--- Data under study ---

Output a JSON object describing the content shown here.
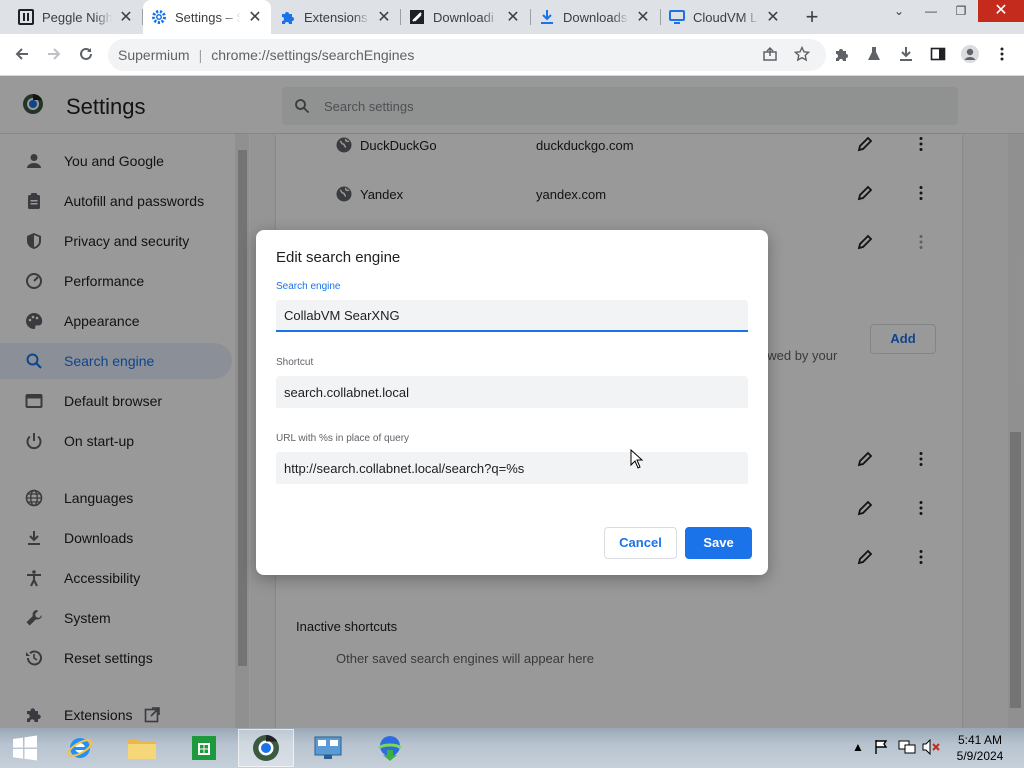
{
  "tabs": [
    {
      "title": "Peggle Nigh",
      "icon": "peggle-icon",
      "active": false
    },
    {
      "title": "Settings – S",
      "icon": "settings-gear-icon",
      "active": true
    },
    {
      "title": "Extensions",
      "icon": "puzzle-icon",
      "active": false
    },
    {
      "title": "Downloadi",
      "icon": "download-page-icon",
      "active": false
    },
    {
      "title": "Downloads",
      "icon": "download-icon",
      "active": false
    },
    {
      "title": "CloudVM Li",
      "icon": "monitor-icon",
      "active": false
    }
  ],
  "toolbar": {
    "browser_name": "Supermium",
    "url": "chrome://settings/searchEngines"
  },
  "settings": {
    "title": "Settings",
    "search_placeholder": "Search settings"
  },
  "sidebar": {
    "items": [
      {
        "label": "You and Google",
        "icon": "person-icon"
      },
      {
        "label": "Autofill and passwords",
        "icon": "clipboard-icon"
      },
      {
        "label": "Privacy and security",
        "icon": "shield-icon"
      },
      {
        "label": "Performance",
        "icon": "speedometer-icon"
      },
      {
        "label": "Appearance",
        "icon": "palette-icon"
      },
      {
        "label": "Search engine",
        "icon": "search-icon",
        "selected": true
      },
      {
        "label": "Default browser",
        "icon": "browser-window-icon"
      },
      {
        "label": "On start-up",
        "icon": "power-icon"
      },
      {
        "label": "Languages",
        "icon": "globe-icon"
      },
      {
        "label": "Downloads",
        "icon": "download-icon"
      },
      {
        "label": "Accessibility",
        "icon": "accessibility-icon"
      },
      {
        "label": "System",
        "icon": "wrench-icon"
      },
      {
        "label": "Reset settings",
        "icon": "history-icon"
      },
      {
        "label": "Extensions",
        "icon": "puzzle-icon"
      }
    ]
  },
  "main": {
    "engines": [
      {
        "name": "DuckDuckGo",
        "domain": "duckduckgo.com"
      },
      {
        "name": "Yandex",
        "domain": "yandex.com"
      }
    ],
    "add_label": "Add",
    "site_search_desc_fragment": "owed by your",
    "inactive_title": "Inactive shortcuts",
    "inactive_desc": "Other saved search engines will appear here"
  },
  "dialog": {
    "title": "Edit search engine",
    "engine_label": "Search engine",
    "engine_value": "CollabVM SearXNG",
    "shortcut_label": "Shortcut",
    "shortcut_value": "search.collabnet.local",
    "url_label": "URL with %s in place of query",
    "url_value": "http://search.collabnet.local/search?q=%s",
    "cancel_label": "Cancel",
    "save_label": "Save"
  },
  "taskbar": {
    "time": "5:41 AM",
    "date": "5/9/2024",
    "apps": [
      "internet-explorer-icon",
      "file-explorer-icon",
      "store-icon",
      "supermium-icon",
      "network-icon",
      "download-manager-icon"
    ]
  },
  "colors": {
    "accent": "#1a73e8",
    "selected_bg": "#e8f0fe",
    "close_red": "#c42b1c"
  }
}
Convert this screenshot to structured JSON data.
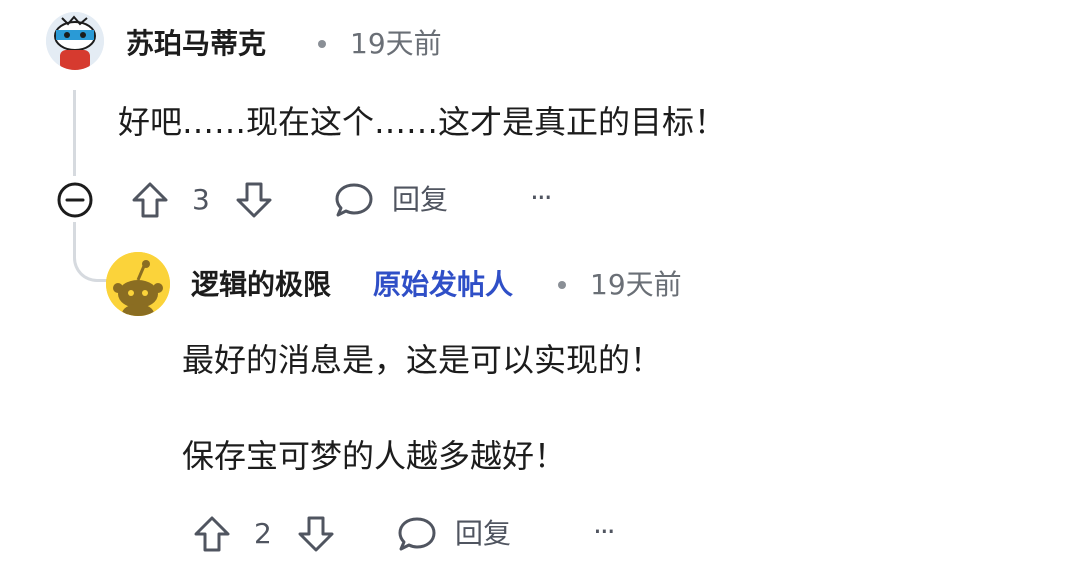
{
  "comments": [
    {
      "username": "苏珀马蒂克",
      "time": "19天前",
      "body": [
        "好吧……现在这个……这才是真正的目标！"
      ],
      "votes": "3",
      "reply_label": "回复",
      "more_label": "···"
    },
    {
      "username": "逻辑的极限",
      "op_badge": "原始发帖人",
      "time": "19天前",
      "body": [
        "最好的消息是，这是可以实现的！",
        "保存宝可梦的人越多越好！"
      ],
      "votes": "2",
      "reply_label": "回复",
      "more_label": "···"
    }
  ],
  "colors": {
    "op_badge": "#2f4fc7",
    "avatar2_bg": "#fbd33a",
    "thread_line": "#d6dadf"
  },
  "icons": {
    "upvote": "arrow-up-outline",
    "downvote": "arrow-down-outline",
    "reply": "speech-bubble",
    "collapse": "minus-circle",
    "more": "ellipsis"
  }
}
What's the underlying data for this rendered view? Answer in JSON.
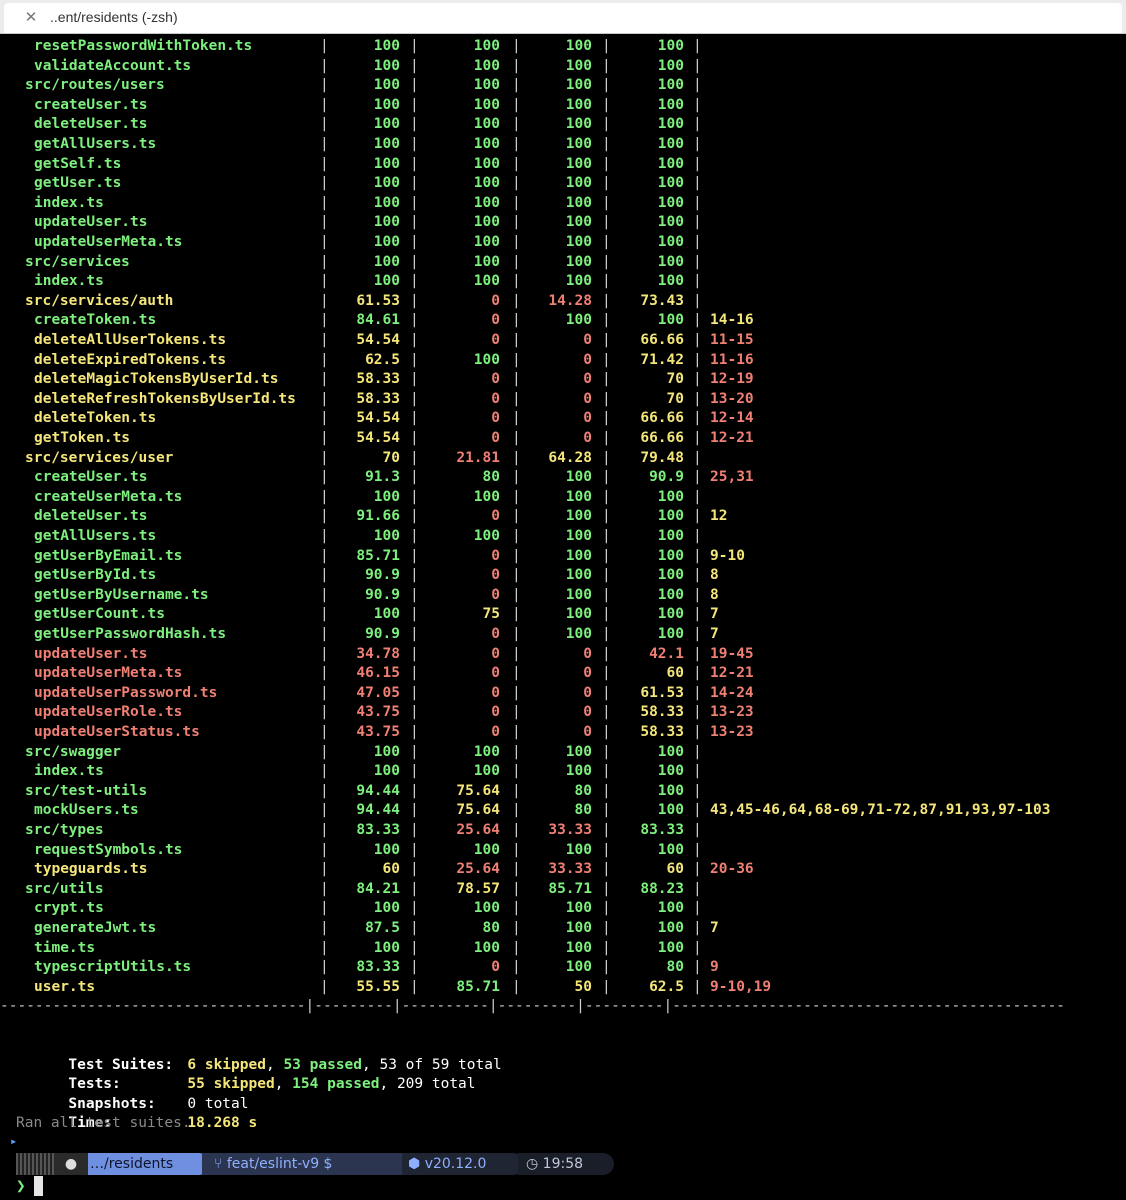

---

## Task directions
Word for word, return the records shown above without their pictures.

## Solution to the exercise
Output a JSON object describing the content shown here.
{
  "tabs": [
    {
      "title": "Peggle Nigh",
      "icon": "peggle-icon",
      "active": false
    },
    {
      "title": "Settings – S",
      "icon": "settings-gear-icon",
      "active": true
    },
    {
      "title": "Extensions",
      "icon": "puzzle-icon",
      "active": false
    },
    {
      "title": "Downloadi",
      "icon": "download-page-icon",
      "active": false
    },
    {
      "title": "Downloads",
      "icon": "download-icon",
      "active": false
    },
    {
      "title": "CloudVM Li",
      "icon": "monitor-icon",
      "active": false
    }
  ],
  "toolbar": {
    "browser_name": "Supermium",
    "url": "chrome://settings/searchEngines"
  },
  "settings": {
    "title": "Settings",
    "search_placeholder": "Search settings"
  },
  "sidebar": {
    "items": [
      {
        "label": "You and Google",
        "icon": "person-icon"
      },
      {
        "label": "Autofill and passwords",
        "icon": "clipboard-icon"
      },
      {
        "label": "Privacy and security",
        "icon": "shield-icon"
      },
      {
        "label": "Performance",
        "icon": "speedometer-icon"
      },
      {
        "label": "Appearance",
        "icon": "palette-icon"
      },
      {
        "label": "Search engine",
        "icon": "search-icon",
        "selected": true
      },
      {
        "label": "Default browser",
        "icon": "browser-window-icon"
      },
      {
        "label": "On start-up",
        "icon": "power-icon"
      },
      {
        "label": "Languages",
        "icon": "globe-icon"
      },
      {
        "label": "Downloads",
        "icon": "download-icon"
      },
      {
        "label": "Accessibility",
        "icon": "accessibility-icon"
      },
      {
        "label": "System",
        "icon": "wrench-icon"
      },
      {
        "label": "Reset settings",
        "icon": "history-icon"
      },
      {
        "label": "Extensions",
        "icon": "puzzle-icon"
      }
    ]
  },
  "main": {
    "engines": [
      {
        "name": "DuckDuckGo",
        "domain": "duckduckgo.com"
      },
      {
        "name": "Yandex",
        "domain": "yandex.com"
      }
    ],
    "add_label": "Add",
    "site_search_desc_fragment": "owed by your",
    "inactive_title": "Inactive shortcuts",
    "inactive_desc": "Other saved search engines will appear here"
  },
  "dialog": {
    "title": "Edit search engine",
    "engine_label": "Search engine",
    "engine_value": "CollabVM SearXNG",
    "shortcut_label": "Shortcut",
    "shortcut_value": "search.collabnet.local",
    "url_label": "URL with %s in place of query",
    "url_value": "http://search.collabnet.local/search?q=%s",
    "cancel_label": "Cancel",
    "save_label": "Save"
  },
  "taskbar": {
    "time": "5:41 AM",
    "date": "5/9/2024",
    "apps": [
      "internet-explorer-icon",
      "file-explorer-icon",
      "store-icon",
      "supermium-icon",
      "network-icon",
      "download-manager-icon"
    ]
  },
  "colors": {
    "accent": "#1a73e8",
    "selected_bg": "#e8f0fe",
    "close_red": "#c42b1c"
  }
}
Convert this screenshot to structured JSON data.
{
  "comments": [
    {
      "username": "苏珀马蒂克",
      "time": "19天前",
      "body": [
        "好吧……现在这个……这才是真正的目标！"
      ],
      "votes": "3",
      "reply_label": "回复",
      "more_label": "···"
    },
    {
      "username": "逻辑的极限",
      "op_badge": "原始发帖人",
      "time": "19天前",
      "body": [
        "最好的消息是，这是可以实现的！",
        "保存宝可梦的人越多越好！"
      ],
      "votes": "2",
      "reply_label": "回复",
      "more_label": "···"
    }
  ],
  "colors": {
    "op_badge": "#2f4fc7",
    "avatar2_bg": "#fbd33a",
    "thread_line": "#d6dadf"
  },
  "icons": {
    "upvote": "arrow-up-outline",
    "downvote": "arrow-down-outline",
    "reply": "speech-bubble",
    "collapse": "minus-circle",
    "more": "ellipsis"
  }
}
What's the underlying data for this rendered view? Answer in JSON.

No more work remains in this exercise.